● **Task details**
Within the records below, find each line with the word "size" and copy it out.

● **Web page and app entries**
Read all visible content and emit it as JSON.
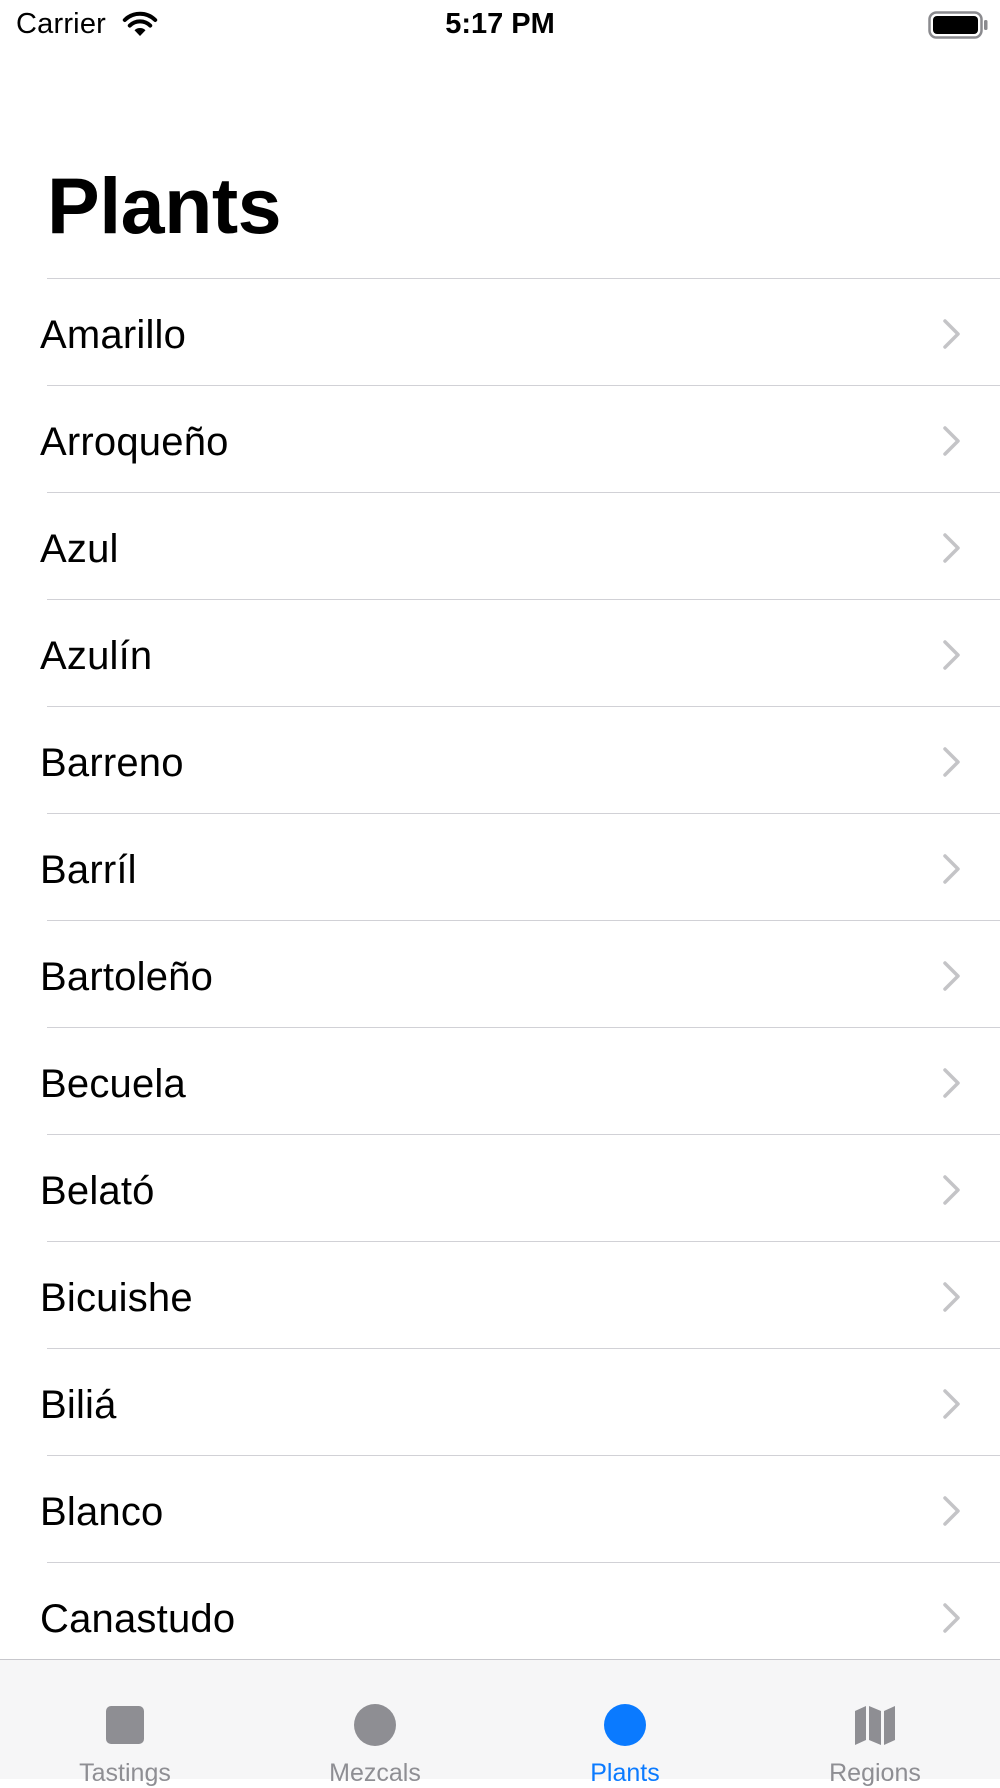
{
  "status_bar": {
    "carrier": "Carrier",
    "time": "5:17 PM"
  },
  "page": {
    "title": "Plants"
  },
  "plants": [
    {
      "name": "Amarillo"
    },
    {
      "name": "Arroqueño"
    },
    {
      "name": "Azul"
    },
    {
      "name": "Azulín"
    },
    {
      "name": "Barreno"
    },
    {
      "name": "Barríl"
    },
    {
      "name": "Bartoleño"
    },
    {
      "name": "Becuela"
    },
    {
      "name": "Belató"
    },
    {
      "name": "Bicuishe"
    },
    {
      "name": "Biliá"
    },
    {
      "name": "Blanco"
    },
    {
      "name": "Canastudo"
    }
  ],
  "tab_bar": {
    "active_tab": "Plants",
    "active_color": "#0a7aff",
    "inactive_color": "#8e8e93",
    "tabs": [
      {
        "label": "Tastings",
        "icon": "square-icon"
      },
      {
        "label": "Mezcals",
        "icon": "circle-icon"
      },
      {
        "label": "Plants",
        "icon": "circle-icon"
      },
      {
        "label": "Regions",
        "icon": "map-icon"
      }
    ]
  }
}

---

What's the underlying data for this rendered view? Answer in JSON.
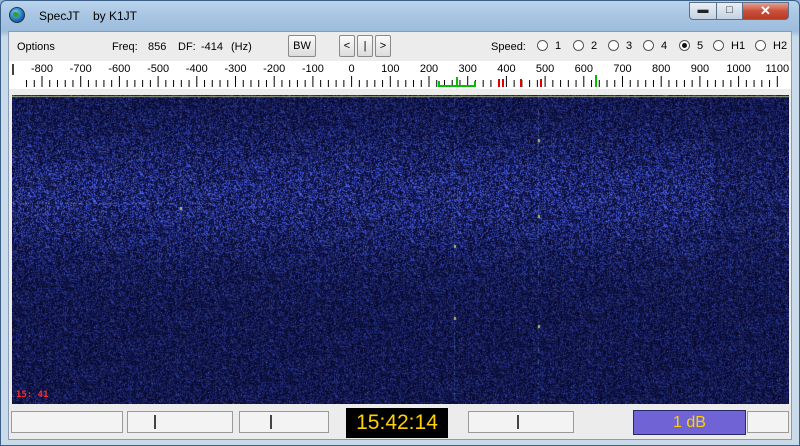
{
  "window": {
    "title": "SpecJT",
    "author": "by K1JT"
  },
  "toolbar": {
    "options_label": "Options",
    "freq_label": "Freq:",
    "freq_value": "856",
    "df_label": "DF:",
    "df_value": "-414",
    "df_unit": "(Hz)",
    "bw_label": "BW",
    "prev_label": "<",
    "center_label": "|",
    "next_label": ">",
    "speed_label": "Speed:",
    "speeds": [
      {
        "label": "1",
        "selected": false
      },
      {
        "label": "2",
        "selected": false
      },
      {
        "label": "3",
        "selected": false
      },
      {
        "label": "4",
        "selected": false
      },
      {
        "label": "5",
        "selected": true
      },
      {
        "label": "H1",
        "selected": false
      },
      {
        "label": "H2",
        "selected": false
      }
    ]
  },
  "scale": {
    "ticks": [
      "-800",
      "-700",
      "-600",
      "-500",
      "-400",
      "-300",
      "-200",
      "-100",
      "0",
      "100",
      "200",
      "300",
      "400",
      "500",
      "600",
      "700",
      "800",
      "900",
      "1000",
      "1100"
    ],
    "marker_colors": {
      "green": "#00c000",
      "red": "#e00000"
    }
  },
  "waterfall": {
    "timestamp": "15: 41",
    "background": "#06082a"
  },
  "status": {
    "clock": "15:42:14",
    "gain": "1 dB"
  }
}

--

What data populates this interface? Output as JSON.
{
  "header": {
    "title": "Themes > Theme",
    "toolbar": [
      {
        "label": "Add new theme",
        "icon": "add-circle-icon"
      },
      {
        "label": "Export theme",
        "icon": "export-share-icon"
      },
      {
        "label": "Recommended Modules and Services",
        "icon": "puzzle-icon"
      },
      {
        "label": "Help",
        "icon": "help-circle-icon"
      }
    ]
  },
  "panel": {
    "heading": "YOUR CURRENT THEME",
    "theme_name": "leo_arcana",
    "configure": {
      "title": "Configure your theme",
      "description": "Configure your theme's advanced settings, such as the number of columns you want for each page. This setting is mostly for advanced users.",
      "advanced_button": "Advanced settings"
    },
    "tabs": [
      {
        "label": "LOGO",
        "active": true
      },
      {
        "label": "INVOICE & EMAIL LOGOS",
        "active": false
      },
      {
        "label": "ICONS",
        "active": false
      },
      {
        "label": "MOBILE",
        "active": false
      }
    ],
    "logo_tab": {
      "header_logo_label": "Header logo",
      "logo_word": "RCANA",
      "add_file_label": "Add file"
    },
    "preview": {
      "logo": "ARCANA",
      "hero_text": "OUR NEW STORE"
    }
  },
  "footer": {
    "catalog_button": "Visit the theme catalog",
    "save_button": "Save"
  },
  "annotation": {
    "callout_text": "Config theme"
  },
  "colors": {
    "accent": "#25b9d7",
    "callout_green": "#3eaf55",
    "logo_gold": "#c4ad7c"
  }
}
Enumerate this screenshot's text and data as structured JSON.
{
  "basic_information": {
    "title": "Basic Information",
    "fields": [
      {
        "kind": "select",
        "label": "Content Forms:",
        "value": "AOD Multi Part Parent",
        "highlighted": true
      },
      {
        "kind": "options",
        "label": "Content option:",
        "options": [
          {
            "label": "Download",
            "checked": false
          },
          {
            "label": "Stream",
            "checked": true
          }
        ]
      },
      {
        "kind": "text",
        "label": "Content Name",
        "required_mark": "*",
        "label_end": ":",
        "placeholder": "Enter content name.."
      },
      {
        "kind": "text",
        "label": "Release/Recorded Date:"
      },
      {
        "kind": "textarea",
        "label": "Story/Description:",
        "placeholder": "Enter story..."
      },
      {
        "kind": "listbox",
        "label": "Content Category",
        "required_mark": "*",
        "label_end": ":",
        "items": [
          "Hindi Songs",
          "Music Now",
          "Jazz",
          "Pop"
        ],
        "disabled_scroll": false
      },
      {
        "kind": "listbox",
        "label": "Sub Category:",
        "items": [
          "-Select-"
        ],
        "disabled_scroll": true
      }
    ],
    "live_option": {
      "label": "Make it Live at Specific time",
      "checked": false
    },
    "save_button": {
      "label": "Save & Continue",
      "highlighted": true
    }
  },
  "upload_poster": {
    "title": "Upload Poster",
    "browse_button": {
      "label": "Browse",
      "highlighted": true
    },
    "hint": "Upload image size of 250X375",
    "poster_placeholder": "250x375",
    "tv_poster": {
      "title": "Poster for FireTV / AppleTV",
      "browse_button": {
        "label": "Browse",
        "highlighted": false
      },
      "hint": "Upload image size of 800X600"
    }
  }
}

● **Answer for the task**
    "hint": "Upload image size of 250X375",
      "hint": "Upload image size of 800X600"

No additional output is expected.